PROBLEM STATEMENT: Every entry is to be returned unchanged, and no picture is to be included.

EXCERPTED DATA:
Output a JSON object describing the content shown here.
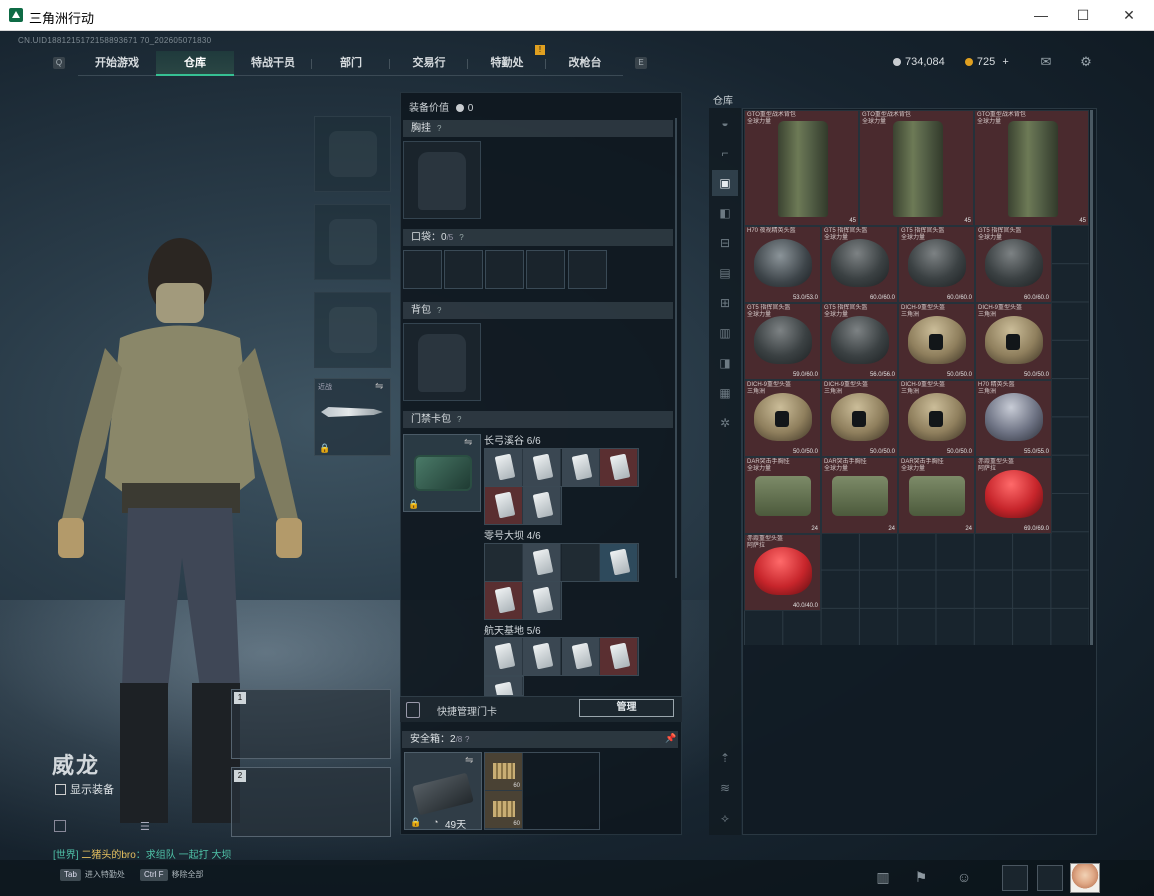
{
  "window": {
    "title": "三角洲行动",
    "minimize": "—",
    "maximize": "☐",
    "close": "✕"
  },
  "session_id": "CN.UID1881215172158893671 70_202605071830",
  "nav": {
    "key_left": "Q",
    "key_right": "E",
    "badge": "!",
    "tabs": [
      "开始游戏",
      "仓库",
      "特战干员",
      "部门",
      "交易行",
      "特勤处",
      "改枪台"
    ],
    "active_tab": 1
  },
  "currency": {
    "silver": "734,084",
    "gold": "725",
    "add": "+"
  },
  "icons": {
    "mail": "mail-icon",
    "settings": "gear-icon"
  },
  "loadout": {
    "melee_label": "近战",
    "weapon_slots": [
      "1",
      "2"
    ],
    "character_name": "威龙",
    "show_equip": "显示装备"
  },
  "chat": {
    "channel": "[世界]",
    "sender": "二猪头的bro",
    "message": "：求组队 一起打 大坝"
  },
  "bottom_hints": [
    {
      "key": "Tab",
      "label": "进入特勤处"
    },
    {
      "key": "Ctrl F",
      "label": "移除全部"
    }
  ],
  "equipment_panel": {
    "value_label": "装备价值",
    "value": "0",
    "chest_rig": "胸挂",
    "pocket_label": "口袋：",
    "pocket_count": "0",
    "pocket_max": "/5",
    "backpack": "背包",
    "keycard_case": "门禁卡包",
    "help": "?",
    "maps": [
      {
        "name": "长弓溪谷",
        "count": "6/6"
      },
      {
        "name": "零号大坝",
        "count": "4/6"
      },
      {
        "name": "航天基地",
        "count": "5/6"
      }
    ],
    "manage_label": "快捷管理门卡",
    "manage_button": "管理",
    "safe_box_label": "安全箱：",
    "safe_box_count": "2",
    "safe_box_max": "/8",
    "safe_box_timer": "49天",
    "safe_items": [
      {
        "count": "60"
      },
      {
        "count": "60"
      }
    ]
  },
  "warehouse": {
    "label": "仓库",
    "items": [
      {
        "name": "GTO重型战术背包\n全球力量",
        "dur": "45"
      },
      {
        "name": "GTO重型战术背包\n全球力量",
        "dur": "45"
      },
      {
        "name": "GTO重型战术背包\n全球力量",
        "dur": "45"
      },
      {
        "name": "H70 夜视精英头盔",
        "dur": "53.0/53.0"
      },
      {
        "name": "GT5 指挥官头盔\n全球力量",
        "dur": "60.0/60.0"
      },
      {
        "name": "GT5 指挥官头盔\n全球力量",
        "dur": "60.0/60.0"
      },
      {
        "name": "GT5 指挥官头盔\n全球力量",
        "dur": "60.0/60.0"
      },
      {
        "name": "GT5 指挥官头盔\n全球力量",
        "dur": "59.0/60.0"
      },
      {
        "name": "GT5 指挥官头盔\n全球力量",
        "dur": "56.0/56.0"
      },
      {
        "name": "DICH-9重型头盔\n三角洲",
        "dur": "50.0/50.0"
      },
      {
        "name": "DICH-9重型头盔\n三角洲",
        "dur": "50.0/50.0"
      },
      {
        "name": "DICH-9重型头盔\n三角洲",
        "dur": "50.0/50.0"
      },
      {
        "name": "DICH-9重型头盔\n三角洲",
        "dur": "50.0/50.0"
      },
      {
        "name": "DICH-9重型头盔\n三角洲",
        "dur": "50.0/50.0"
      },
      {
        "name": "H70 精英头盔\n三角洲",
        "dur": "55.0/55.0"
      },
      {
        "name": "DAR突击手胸挂\n全球力量",
        "dur": "24"
      },
      {
        "name": "DAR突击手胸挂\n全球力量",
        "dur": "24"
      },
      {
        "name": "DAR突击手胸挂\n全球力量",
        "dur": "24"
      },
      {
        "name": "赤霞重型头盔\n阿萨拉",
        "dur": "69.0/69.0"
      },
      {
        "name": "赤霞重型头盔\n阿萨拉",
        "dur": "40.0/40.0"
      }
    ]
  },
  "colors": {
    "accent": "#36c093",
    "rare_red": "#4a2a2e",
    "gold": "#e0a020"
  }
}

ANSWER BOX:
Output a JSON object describing the content shown here.
{
  "window": {
    "title": "三角洲行动",
    "minimize": "—",
    "maximize": "☐",
    "close": "✕"
  },
  "session_id": "CN.UID1881215172158893671 70_202605071830",
  "nav": {
    "key_left": "Q",
    "key_right": "E",
    "badge": "!",
    "tabs": [
      "开始游戏",
      "仓库",
      "特战干员",
      "部门",
      "交易行",
      "特勤处",
      "改枪台"
    ],
    "active_tab": 1
  },
  "currency": {
    "silver": "734,084",
    "gold": "725",
    "add": "+"
  },
  "icons": {
    "mail": "mail-icon",
    "settings": "gear-icon"
  },
  "loadout": {
    "melee_label": "近战",
    "weapon_slots": [
      "1",
      "2"
    ],
    "character_name": "威龙",
    "show_equip": "显示装备"
  },
  "chat": {
    "channel": "[世界]",
    "sender": "二猪头的bro",
    "message": "：求组队 一起打 大坝"
  },
  "bottom_hints": [
    {
      "key": "Tab",
      "label": "进入特勤处"
    },
    {
      "key": "Ctrl F",
      "label": "移除全部"
    }
  ],
  "equipment_panel": {
    "value_label": "装备价值",
    "value": "0",
    "chest_rig": "胸挂",
    "pocket_label": "口袋：",
    "pocket_count": "0",
    "pocket_max": "/5",
    "backpack": "背包",
    "keycard_case": "门禁卡包",
    "help": "?",
    "maps": [
      {
        "name": "长弓溪谷",
        "count": "6/6"
      },
      {
        "name": "零号大坝",
        "count": "4/6"
      },
      {
        "name": "航天基地",
        "count": "5/6"
      }
    ],
    "manage_label": "快捷管理门卡",
    "manage_button": "管理",
    "safe_box_label": "安全箱：",
    "safe_box_count": "2",
    "safe_box_max": "/8",
    "safe_box_timer": "49天",
    "safe_items": [
      {
        "count": "60"
      },
      {
        "count": "60"
      }
    ]
  },
  "warehouse": {
    "label": "仓库",
    "items": [
      {
        "name": "GTO重型战术背包\n全球力量",
        "dur": "45"
      },
      {
        "name": "GTO重型战术背包\n全球力量",
        "dur": "45"
      },
      {
        "name": "GTO重型战术背包\n全球力量",
        "dur": "45"
      },
      {
        "name": "H70 夜视精英头盔",
        "dur": "53.0/53.0"
      },
      {
        "name": "GT5 指挥官头盔\n全球力量",
        "dur": "60.0/60.0"
      },
      {
        "name": "GT5 指挥官头盔\n全球力量",
        "dur": "60.0/60.0"
      },
      {
        "name": "GT5 指挥官头盔\n全球力量",
        "dur": "60.0/60.0"
      },
      {
        "name": "GT5 指挥官头盔\n全球力量",
        "dur": "59.0/60.0"
      },
      {
        "name": "GT5 指挥官头盔\n全球力量",
        "dur": "56.0/56.0"
      },
      {
        "name": "DICH-9重型头盔\n三角洲",
        "dur": "50.0/50.0"
      },
      {
        "name": "DICH-9重型头盔\n三角洲",
        "dur": "50.0/50.0"
      },
      {
        "name": "DICH-9重型头盔\n三角洲",
        "dur": "50.0/50.0"
      },
      {
        "name": "DICH-9重型头盔\n三角洲",
        "dur": "50.0/50.0"
      },
      {
        "name": "DICH-9重型头盔\n三角洲",
        "dur": "50.0/50.0"
      },
      {
        "name": "H70 精英头盔\n三角洲",
        "dur": "55.0/55.0"
      },
      {
        "name": "DAR突击手胸挂\n全球力量",
        "dur": "24"
      },
      {
        "name": "DAR突击手胸挂\n全球力量",
        "dur": "24"
      },
      {
        "name": "DAR突击手胸挂\n全球力量",
        "dur": "24"
      },
      {
        "name": "赤霞重型头盔\n阿萨拉",
        "dur": "69.0/69.0"
      },
      {
        "name": "赤霞重型头盔\n阿萨拉",
        "dur": "40.0/40.0"
      }
    ]
  },
  "colors": {
    "accent": "#36c093",
    "rare_red": "#4a2a2e",
    "gold": "#e0a020"
  }
}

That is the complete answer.